The United States publicly announced the first launch of an SM-3 Block IB from a Mark 41 Vertical Launch System (Mk 41 VLS) from Hawaii early this year at the Aegis Ashore Missile Defense Test Complex (AAMDTC). To date, Russia has not publicly disclosed the date or dates of its launch of any GLCM, which may bear directly on Russian compliance with its binding obligation not to fire any such system in the INF Treaty. Again, per previously cited text contained within the INF Treaty, a U.S. VLS launcher deployed on land, the exclusive purpose of which is to fire an intercepting missile at an object not located on the surface of the earth, and which is not developed or designed to launch any weapon-delivery vehicle as that term is used in the INF Treaty, does not appear to be a prima facie violation of the INF Treaty. Furthermore, the United States has offered on a continued basis cooperation with the Russian Federation in the area of missile defense, since at least 2004 under the previous U.S. President. At each stage, it has been rebuffed with demands for more information that would compromise the military effectiveness of the systems in question or constitute informal limitations on the range, speed, number and location of such defenses, which the United States cannot and will not accept.
It is also wholly unclear whether a VLS based on land would constitute a fixed launcher for a ground-launched ballistic missile (GLBM launcher) under paragraph (3) of Article II of the INF Treaty. In addition, paragraph (7) of Artice II states, in full, that “If a launcher has been tested for launching a GLBM or a GLCM, all launchers of that type shall be considered to have been tested for launching GLBMs or GLCMs.” While sea-based, the VLS can host a variety of missiles, depending on the deployed missile canister. Certain software changes can also modify the VLS at sea. However, the VLS deployed in Poland and Romania will not house any missile other than the Raytheon Standard Missile Three, which is of a type of missile developed and tested solely to intercept objects not located on the surface of the earth.
Lastly, as was repeatedly noted to Moscow since 2009, regional, adaptive U.S. missile defenses in NATO pose no threat to the SOA of the Russian Federation, and are not part of a global missile defense system.

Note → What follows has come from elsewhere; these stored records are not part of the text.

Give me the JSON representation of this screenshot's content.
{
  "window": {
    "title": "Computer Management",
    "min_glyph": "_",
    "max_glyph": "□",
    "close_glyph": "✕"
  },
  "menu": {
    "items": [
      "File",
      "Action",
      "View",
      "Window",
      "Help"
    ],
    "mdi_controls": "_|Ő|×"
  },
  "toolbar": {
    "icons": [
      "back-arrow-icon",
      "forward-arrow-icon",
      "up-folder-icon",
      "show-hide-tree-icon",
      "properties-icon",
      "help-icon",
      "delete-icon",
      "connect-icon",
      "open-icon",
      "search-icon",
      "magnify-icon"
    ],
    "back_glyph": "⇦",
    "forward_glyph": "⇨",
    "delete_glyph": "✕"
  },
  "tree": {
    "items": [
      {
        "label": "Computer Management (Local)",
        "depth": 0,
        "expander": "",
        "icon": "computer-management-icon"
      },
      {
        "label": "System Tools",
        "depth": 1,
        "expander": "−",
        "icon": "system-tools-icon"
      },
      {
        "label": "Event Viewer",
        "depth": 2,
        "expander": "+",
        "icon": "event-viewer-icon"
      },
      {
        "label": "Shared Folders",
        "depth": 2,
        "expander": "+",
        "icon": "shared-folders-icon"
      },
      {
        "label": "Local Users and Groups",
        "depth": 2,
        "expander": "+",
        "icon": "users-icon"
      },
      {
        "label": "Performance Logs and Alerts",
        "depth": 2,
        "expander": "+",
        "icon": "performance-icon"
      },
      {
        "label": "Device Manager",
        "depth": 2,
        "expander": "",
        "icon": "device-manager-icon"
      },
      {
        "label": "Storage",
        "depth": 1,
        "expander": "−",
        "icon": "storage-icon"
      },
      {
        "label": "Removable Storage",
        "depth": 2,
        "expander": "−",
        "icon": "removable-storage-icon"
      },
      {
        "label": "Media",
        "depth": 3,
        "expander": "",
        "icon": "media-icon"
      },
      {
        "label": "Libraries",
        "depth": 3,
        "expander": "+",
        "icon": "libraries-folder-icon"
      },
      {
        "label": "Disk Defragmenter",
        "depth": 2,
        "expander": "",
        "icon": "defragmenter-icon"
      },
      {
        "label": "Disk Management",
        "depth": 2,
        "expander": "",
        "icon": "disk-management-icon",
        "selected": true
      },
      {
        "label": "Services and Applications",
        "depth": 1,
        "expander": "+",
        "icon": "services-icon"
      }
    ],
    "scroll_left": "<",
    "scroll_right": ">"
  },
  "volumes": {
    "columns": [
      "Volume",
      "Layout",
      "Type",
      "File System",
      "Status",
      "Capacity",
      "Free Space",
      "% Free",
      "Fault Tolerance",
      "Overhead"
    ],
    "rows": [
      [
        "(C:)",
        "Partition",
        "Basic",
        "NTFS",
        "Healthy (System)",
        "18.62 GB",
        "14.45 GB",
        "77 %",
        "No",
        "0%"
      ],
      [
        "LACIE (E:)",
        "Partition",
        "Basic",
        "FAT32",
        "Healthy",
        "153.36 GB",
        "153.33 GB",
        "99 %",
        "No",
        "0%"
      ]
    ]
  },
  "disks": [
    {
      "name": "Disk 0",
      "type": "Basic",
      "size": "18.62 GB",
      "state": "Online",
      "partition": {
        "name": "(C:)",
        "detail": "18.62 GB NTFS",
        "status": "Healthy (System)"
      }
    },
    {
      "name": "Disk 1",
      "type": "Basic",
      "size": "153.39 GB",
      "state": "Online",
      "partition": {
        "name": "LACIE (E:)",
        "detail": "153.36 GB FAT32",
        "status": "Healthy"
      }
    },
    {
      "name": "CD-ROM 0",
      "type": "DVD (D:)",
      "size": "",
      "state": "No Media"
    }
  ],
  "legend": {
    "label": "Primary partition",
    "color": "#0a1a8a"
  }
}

However, Russian noncompliance with the INF Treaty is highly likely to result in reexamination of American plans to cancel certain aspects of its Phased and Adaptive Approach to missile defenses, least not in the U.S. Congress, but equally within the U.S. Government as a whole, to include taking required defensive measures to protect any VLS-ashore in any American ally’s territory. Russia had many options, but by taking a path of noncompliance with the treaty that fundamentally established the conditions necessary for nuclear arms reductions in Europe, it now wishes to return to an arms race. By intimating that U.S. missile defenses are a violation of the INF Treaty, Moscow perhaps gives away its own rationale for noncompliance. We should take steps to ensure no advantage results, including defending our Allies and deployed forces from INF-range attack.
Finally, as other U.S. experts have noted, in particular Jeffrey Lewis, it is the Russian Federation, not the United States, that continues to mix conventional and nuclear missile defense. It perhaps now has begun to mix conventional and nuclear offense in a force of banned INF-range weapons.
Should Moscow wish to engage in a public debate regarding U.S. arms control compliance, both the Government and people of the United States would welcome any such effort. Citation of legally defective and intentionally vague accusations in response to a specific, public finding of noncompliance achieves nothing.